Over time, many of Chavez’s officers would become known as the Cartel de los Soles, the Cartel of the Suns: “cartel” because of their involvement with the drug trade on a scale that nobody in 1989 could have imagined; “the suns” for the insignias on the epaulets of Venezuela’s generals.

Castro himself had always considered Colombia a prize, founding the ELN narcoguerrilla group in 1964 for one, which later dealt drugs, and aligning with the Communist Party of Colombia, whose arch-terrorist wing, FARC, was always his faithful ally and had office space for years in Havana. Castro even had a role in starting the riots of 1948, which led to immese bloodshed in the country and culminated in the FARC wars, also launched in 1964. Colombia's history with Castro has always been a history of getting the country trapped into drugs, the better to strike out at the yanqui imperialistas up north.

Uribe crushed the cartels, along with their Marxist narcoterrorist overlords, and every two-bit drug dealer his men could find. Uribe hated drugs so much he didn't even want casual marijuana use legal. He and his vice president Francisco Santos (who was kidnapped and tied to a bed for months in 1990 by Escobar's monsters in a superb account described by Gabriel Garcia Marquez), had an absolute "thing" against drugs. I've heard Santos speak about it in person at UCLA, and can only say his sentiment about it is beyond intense.

Uribe's crushing of these communist brutes led Cuba to make Venezuela the new narcostate it needed to serve its national interests of Getting Gringo.
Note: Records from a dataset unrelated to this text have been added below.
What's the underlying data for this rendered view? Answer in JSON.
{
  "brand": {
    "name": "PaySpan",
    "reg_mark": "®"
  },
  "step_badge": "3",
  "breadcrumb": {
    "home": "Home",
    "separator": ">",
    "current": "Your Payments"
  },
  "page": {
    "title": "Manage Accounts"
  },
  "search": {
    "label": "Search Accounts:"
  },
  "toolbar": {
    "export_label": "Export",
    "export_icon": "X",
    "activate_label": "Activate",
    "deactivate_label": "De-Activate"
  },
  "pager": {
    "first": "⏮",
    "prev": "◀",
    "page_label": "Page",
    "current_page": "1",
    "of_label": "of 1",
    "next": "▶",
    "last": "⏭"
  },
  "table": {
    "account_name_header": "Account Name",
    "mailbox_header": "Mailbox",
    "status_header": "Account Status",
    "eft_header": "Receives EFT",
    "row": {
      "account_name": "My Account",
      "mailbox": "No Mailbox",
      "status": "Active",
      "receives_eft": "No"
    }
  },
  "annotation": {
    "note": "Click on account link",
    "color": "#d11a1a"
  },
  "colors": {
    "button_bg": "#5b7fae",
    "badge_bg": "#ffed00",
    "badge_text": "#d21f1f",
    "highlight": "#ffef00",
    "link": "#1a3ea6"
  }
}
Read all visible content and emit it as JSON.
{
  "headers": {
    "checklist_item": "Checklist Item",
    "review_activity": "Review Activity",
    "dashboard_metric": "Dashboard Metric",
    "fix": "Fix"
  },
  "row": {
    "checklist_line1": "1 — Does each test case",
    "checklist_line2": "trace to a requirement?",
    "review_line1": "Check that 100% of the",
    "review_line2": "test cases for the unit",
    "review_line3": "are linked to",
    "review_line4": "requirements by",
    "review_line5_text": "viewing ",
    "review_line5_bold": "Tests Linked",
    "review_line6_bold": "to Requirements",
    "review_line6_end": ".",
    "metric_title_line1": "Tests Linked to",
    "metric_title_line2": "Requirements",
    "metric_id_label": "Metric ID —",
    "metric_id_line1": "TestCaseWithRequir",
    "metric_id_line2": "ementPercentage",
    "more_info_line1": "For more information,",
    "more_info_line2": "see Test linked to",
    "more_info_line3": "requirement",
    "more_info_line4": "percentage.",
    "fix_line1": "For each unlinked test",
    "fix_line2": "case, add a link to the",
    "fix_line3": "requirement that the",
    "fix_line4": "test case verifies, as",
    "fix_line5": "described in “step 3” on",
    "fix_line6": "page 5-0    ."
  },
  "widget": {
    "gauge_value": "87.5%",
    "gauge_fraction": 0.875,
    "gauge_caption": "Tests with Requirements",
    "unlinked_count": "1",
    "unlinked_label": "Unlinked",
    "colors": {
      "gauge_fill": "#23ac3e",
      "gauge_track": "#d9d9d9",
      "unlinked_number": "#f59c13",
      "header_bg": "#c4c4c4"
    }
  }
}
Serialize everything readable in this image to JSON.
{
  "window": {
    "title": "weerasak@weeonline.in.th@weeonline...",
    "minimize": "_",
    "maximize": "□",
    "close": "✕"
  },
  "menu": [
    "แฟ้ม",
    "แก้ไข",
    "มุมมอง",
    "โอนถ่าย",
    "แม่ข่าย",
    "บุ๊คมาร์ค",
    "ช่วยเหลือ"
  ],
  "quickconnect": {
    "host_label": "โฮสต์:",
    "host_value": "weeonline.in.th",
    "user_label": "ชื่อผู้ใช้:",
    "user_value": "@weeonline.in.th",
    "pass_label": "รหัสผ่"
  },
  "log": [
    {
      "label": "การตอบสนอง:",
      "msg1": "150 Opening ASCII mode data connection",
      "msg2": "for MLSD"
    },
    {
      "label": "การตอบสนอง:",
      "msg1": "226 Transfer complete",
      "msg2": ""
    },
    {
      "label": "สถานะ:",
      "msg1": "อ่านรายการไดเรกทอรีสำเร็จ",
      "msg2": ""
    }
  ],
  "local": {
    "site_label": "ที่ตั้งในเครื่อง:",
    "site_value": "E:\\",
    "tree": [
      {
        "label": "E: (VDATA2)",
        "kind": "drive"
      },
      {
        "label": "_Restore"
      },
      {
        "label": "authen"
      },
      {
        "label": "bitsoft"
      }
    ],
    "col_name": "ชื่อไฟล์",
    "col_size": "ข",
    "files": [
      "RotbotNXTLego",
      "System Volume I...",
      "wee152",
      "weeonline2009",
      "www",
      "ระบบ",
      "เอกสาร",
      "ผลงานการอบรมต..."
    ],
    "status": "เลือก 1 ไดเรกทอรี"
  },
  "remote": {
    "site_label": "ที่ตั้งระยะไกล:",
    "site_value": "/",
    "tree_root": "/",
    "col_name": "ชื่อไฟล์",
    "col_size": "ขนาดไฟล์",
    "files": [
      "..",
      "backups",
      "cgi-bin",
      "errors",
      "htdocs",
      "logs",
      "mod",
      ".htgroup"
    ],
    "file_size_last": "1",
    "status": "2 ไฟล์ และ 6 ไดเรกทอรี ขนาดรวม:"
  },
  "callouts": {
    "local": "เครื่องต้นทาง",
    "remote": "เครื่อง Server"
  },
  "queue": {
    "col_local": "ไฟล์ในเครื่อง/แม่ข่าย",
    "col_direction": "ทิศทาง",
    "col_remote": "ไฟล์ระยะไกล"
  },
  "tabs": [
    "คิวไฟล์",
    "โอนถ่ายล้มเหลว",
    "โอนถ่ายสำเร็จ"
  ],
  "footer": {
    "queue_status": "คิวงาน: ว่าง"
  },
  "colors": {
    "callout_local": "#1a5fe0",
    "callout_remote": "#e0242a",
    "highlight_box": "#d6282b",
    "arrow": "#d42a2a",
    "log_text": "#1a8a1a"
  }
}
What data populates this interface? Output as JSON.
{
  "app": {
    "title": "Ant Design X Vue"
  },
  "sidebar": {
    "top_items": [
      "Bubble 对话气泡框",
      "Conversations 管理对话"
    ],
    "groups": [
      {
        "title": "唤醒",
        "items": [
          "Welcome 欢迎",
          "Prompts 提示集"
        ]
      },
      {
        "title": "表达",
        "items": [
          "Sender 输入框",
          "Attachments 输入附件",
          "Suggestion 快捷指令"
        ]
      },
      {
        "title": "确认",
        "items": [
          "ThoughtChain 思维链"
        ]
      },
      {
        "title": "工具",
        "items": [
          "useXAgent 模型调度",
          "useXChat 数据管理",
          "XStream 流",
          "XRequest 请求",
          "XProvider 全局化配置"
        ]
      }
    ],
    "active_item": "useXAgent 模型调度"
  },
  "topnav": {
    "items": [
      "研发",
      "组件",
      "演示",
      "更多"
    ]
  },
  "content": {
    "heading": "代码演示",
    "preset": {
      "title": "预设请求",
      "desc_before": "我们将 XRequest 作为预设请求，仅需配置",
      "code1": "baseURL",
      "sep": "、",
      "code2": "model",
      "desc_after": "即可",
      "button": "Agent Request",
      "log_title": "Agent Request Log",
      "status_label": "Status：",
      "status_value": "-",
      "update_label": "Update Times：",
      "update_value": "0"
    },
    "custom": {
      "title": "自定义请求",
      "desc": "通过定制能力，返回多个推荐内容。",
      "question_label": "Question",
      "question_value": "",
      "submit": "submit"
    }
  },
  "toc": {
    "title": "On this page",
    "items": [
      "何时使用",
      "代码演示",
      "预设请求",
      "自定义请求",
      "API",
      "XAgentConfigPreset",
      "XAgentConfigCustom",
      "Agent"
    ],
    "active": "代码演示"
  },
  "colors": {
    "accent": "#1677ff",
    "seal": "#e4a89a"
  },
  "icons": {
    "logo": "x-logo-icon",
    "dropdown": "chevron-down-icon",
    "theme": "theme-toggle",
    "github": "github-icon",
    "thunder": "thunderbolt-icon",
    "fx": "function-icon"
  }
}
Cuba taught Venezuela's Marxist galoots the ropes of drug dealing, got them hooked up with the master drug dealers of FARC, and got money streams flowing into the coffers of the Chavista elite, making them comfortable as they starved their country into communist submission.

Meanwhile, things turned up roses for the Castros as Ben Rhodes, leading President Obama by the nose, led the rapprochement efforts with Cuba in 2015, rewarding the country with diplomatic relations, even after a repulsive, anti-American, utterly death-strewn history like this, creating two narcostates. Leftists still romanticize communist Cuba, and support the Ben Rhodes effort to coddle these filthy dictators. Dickey's account exposes how hollow that strategy was, and how morally bankrupt or ignorant these U.S. players have been.

Read Dickey's excellent account of the whole revolting history of how Cuba made Venezuela its second narcostate here.